### Provided material
=== Begin Enclosure ===
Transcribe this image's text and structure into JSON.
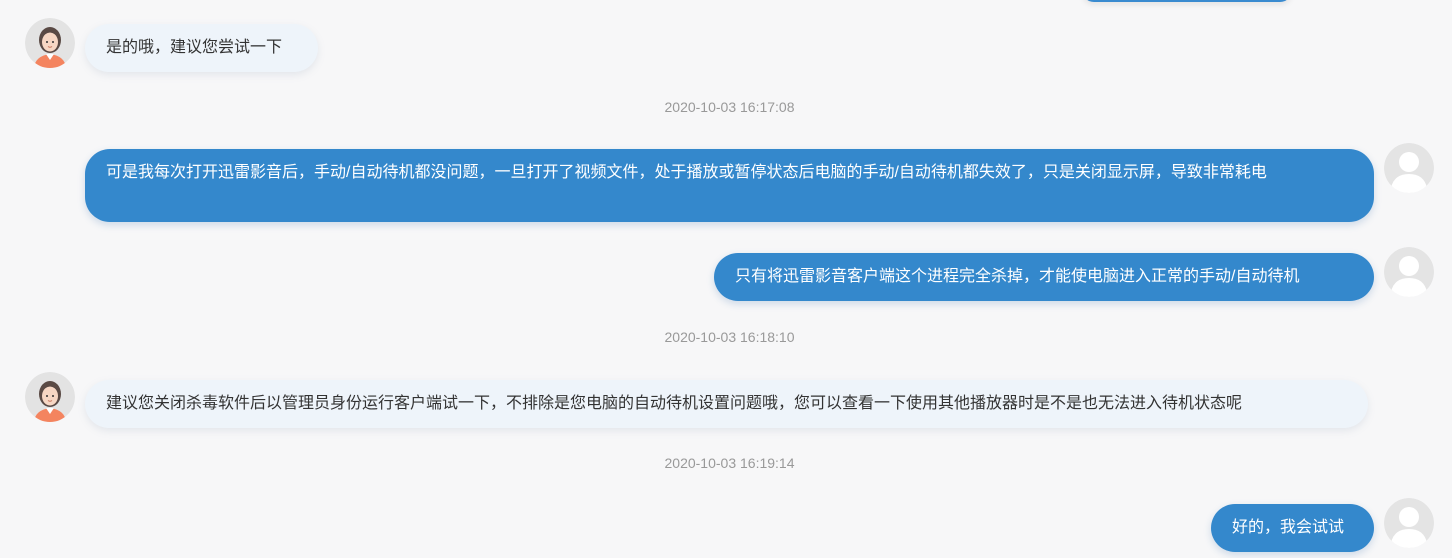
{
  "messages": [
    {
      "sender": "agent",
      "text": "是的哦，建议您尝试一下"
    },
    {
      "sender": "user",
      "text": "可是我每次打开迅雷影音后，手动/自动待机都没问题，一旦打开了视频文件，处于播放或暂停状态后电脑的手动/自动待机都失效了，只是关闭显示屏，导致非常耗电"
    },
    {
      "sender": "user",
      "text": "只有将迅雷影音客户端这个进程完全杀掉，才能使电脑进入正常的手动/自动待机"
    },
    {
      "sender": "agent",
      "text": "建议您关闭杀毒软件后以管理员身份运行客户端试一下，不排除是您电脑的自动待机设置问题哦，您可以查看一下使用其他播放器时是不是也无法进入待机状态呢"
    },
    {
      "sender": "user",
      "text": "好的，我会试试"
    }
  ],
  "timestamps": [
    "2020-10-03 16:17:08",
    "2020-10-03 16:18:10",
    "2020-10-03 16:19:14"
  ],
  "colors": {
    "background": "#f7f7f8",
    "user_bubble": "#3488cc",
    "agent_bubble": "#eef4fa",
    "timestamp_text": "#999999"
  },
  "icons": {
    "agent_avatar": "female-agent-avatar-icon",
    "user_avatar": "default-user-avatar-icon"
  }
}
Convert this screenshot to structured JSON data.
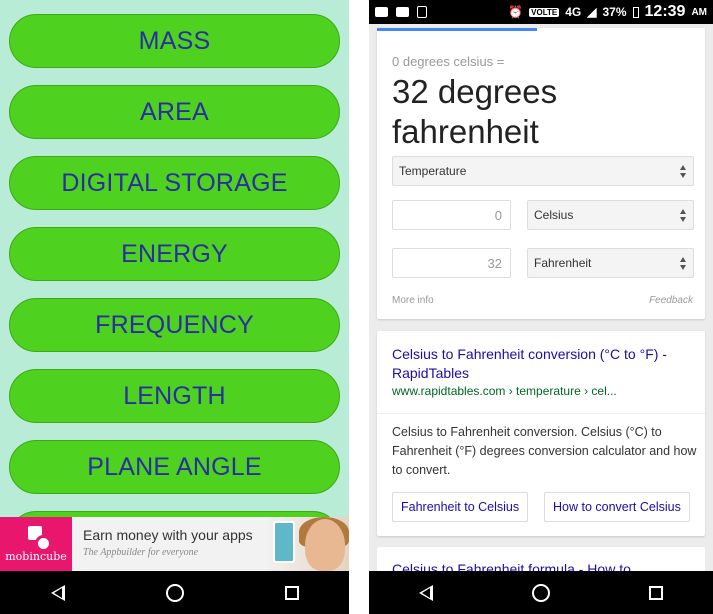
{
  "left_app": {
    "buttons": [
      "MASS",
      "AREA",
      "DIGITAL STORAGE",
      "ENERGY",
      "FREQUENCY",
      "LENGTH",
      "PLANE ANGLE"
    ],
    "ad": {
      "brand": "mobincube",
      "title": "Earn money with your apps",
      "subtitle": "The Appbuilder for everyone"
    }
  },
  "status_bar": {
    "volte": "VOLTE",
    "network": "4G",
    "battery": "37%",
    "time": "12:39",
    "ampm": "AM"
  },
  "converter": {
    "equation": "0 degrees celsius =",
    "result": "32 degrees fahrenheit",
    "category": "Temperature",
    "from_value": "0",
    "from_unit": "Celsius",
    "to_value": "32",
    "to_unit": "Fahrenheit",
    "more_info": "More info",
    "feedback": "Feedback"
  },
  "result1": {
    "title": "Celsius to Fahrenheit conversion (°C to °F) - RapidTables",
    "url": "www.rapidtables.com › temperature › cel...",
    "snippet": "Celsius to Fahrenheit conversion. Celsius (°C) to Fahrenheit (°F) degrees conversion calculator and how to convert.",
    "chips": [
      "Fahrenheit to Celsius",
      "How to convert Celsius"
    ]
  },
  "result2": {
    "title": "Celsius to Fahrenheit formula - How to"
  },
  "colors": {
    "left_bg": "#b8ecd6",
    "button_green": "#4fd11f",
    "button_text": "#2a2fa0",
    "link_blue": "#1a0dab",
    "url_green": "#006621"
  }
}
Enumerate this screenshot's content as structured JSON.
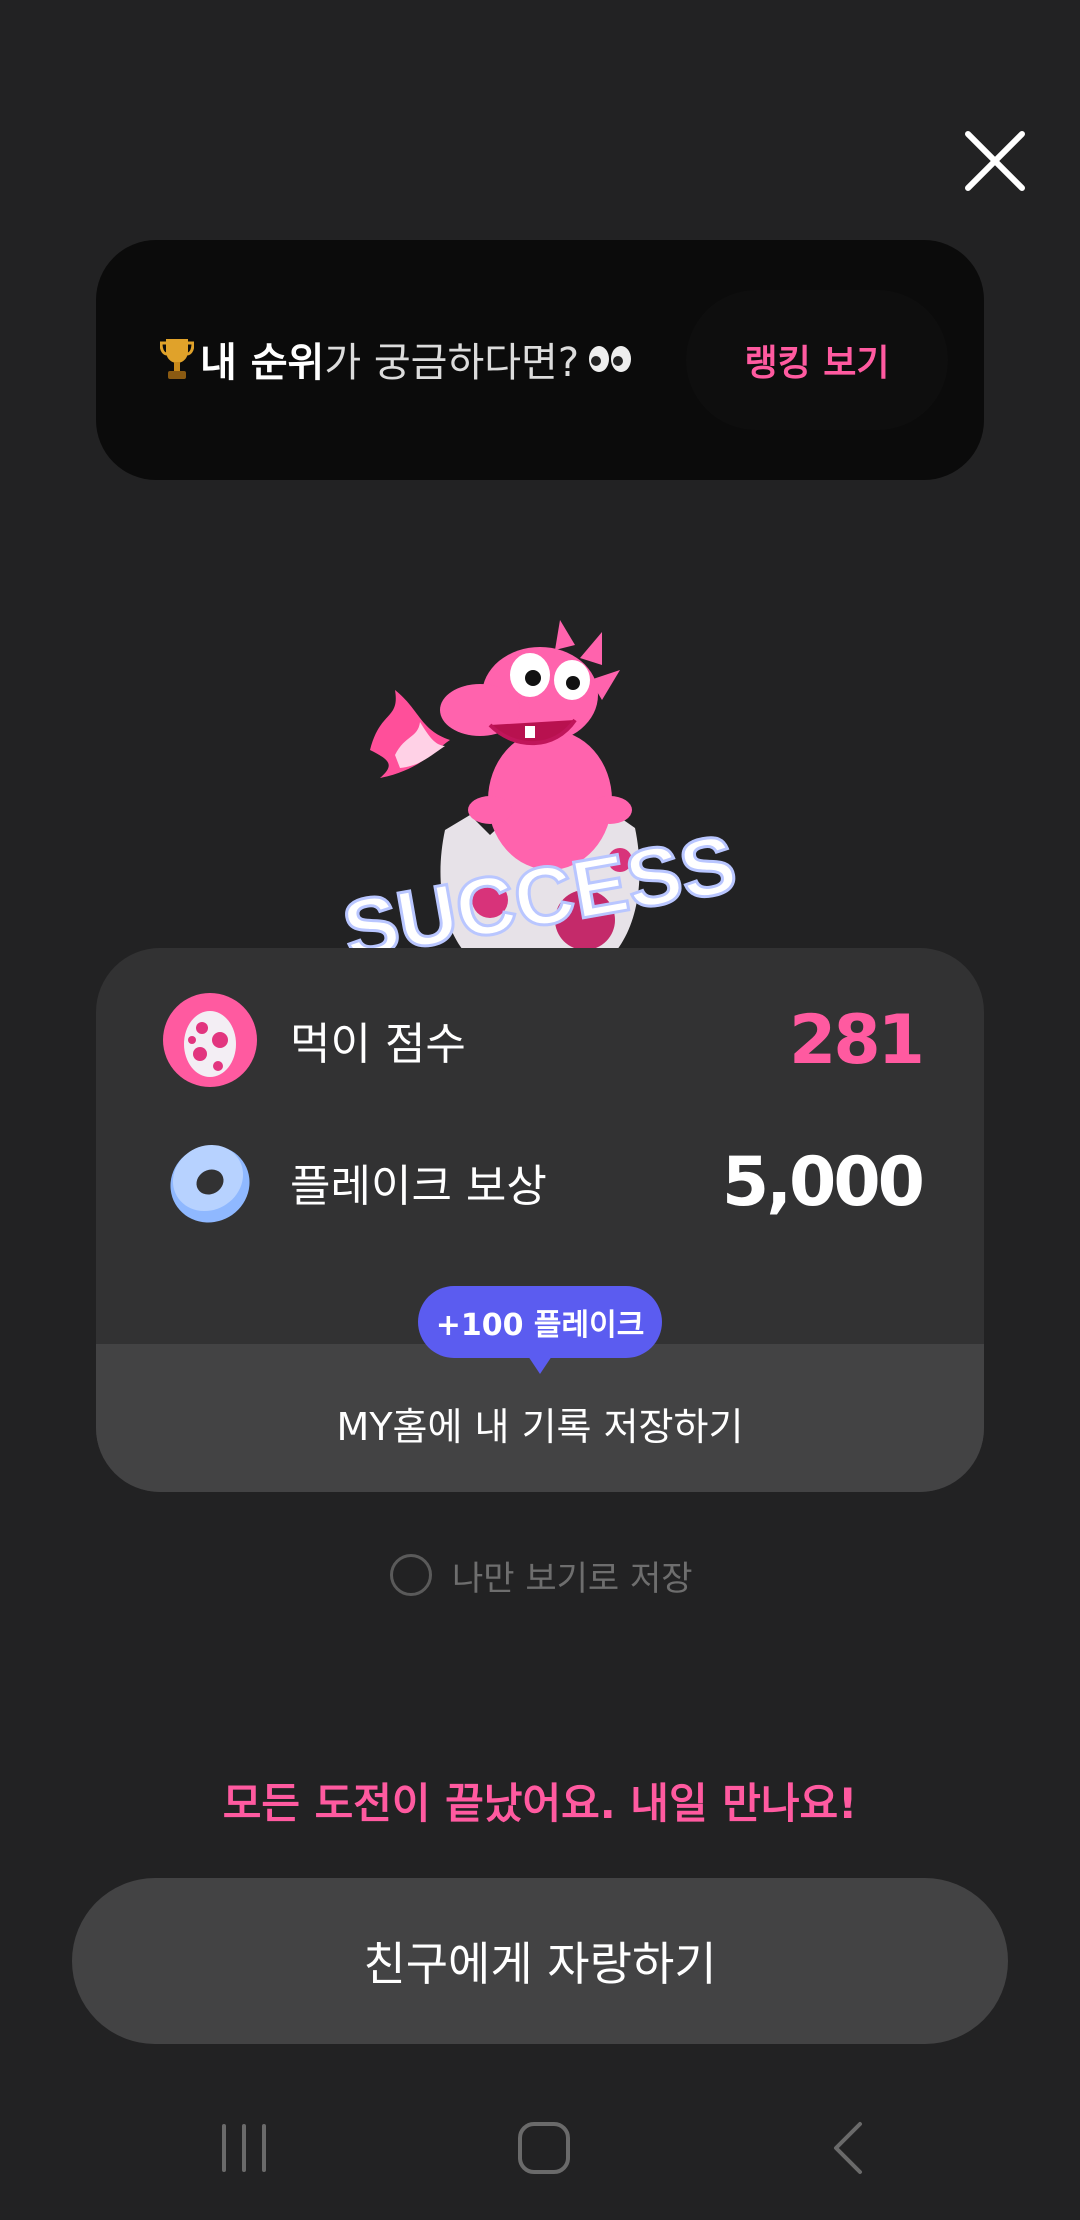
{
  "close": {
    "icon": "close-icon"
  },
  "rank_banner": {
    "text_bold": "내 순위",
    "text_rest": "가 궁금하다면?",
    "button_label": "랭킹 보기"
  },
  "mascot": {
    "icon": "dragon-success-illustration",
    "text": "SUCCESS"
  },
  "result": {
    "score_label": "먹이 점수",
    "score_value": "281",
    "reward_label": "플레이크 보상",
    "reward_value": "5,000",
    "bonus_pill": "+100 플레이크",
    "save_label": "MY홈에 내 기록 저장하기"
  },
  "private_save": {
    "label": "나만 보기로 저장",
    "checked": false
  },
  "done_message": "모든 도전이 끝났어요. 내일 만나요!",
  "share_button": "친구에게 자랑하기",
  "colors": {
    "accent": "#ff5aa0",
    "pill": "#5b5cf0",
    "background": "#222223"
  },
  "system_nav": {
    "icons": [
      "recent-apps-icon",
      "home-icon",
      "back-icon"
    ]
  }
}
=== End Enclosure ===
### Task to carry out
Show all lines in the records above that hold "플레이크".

### Exercise result
    "reward_label": "플레이크 보상",
    "bonus_pill": "+100 플레이크",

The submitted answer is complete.